Exercise material
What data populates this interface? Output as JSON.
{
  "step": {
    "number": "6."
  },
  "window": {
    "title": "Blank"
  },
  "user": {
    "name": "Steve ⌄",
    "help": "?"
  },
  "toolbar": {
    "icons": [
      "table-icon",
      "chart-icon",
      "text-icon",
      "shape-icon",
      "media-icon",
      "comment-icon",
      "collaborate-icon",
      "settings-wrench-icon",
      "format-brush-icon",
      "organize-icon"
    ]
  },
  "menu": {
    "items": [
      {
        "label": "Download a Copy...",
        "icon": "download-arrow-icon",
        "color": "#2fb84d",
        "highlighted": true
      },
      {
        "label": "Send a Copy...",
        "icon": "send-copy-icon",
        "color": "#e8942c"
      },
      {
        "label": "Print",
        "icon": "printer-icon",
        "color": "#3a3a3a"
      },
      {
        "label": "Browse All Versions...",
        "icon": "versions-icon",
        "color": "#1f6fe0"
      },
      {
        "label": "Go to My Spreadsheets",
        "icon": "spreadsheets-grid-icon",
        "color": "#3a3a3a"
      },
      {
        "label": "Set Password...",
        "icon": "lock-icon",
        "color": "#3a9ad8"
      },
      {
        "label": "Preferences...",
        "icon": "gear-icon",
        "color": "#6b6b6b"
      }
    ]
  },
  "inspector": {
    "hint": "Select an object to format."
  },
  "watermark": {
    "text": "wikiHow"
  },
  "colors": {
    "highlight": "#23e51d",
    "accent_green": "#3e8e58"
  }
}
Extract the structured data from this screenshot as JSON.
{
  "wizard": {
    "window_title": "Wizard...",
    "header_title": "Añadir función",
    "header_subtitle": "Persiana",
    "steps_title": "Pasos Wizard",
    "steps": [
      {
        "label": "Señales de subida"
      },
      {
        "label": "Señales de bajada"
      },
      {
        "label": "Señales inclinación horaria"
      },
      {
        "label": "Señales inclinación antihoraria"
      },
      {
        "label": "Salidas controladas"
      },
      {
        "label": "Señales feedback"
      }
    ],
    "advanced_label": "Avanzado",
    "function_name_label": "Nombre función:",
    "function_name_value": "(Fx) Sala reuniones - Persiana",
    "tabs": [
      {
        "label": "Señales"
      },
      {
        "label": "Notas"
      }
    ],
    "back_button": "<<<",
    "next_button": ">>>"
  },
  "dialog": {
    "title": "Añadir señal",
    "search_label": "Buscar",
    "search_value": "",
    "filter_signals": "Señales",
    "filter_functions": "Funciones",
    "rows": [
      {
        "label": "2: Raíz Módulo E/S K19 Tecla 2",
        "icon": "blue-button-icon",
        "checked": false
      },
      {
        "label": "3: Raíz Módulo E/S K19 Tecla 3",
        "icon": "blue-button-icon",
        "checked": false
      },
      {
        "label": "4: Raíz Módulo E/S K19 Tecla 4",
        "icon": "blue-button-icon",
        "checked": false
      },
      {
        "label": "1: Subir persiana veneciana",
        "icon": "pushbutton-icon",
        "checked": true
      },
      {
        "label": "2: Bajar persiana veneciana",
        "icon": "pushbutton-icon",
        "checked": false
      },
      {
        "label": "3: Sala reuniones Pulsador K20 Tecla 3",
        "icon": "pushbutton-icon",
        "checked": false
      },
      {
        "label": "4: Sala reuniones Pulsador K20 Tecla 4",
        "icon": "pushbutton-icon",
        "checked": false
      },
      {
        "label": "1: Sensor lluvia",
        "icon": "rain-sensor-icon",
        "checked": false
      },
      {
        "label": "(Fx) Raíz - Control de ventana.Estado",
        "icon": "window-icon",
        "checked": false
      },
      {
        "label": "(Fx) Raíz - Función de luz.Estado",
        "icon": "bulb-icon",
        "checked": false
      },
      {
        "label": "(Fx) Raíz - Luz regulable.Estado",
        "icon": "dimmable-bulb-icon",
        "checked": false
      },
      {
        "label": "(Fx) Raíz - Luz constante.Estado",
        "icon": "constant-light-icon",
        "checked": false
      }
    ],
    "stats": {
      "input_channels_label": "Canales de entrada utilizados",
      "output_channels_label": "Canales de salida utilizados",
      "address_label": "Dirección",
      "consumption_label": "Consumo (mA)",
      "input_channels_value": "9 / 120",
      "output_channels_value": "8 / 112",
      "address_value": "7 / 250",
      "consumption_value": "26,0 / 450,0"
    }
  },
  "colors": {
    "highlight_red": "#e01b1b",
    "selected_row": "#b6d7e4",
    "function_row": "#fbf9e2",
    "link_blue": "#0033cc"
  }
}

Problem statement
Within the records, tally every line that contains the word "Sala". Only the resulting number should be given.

Result of this exercise
3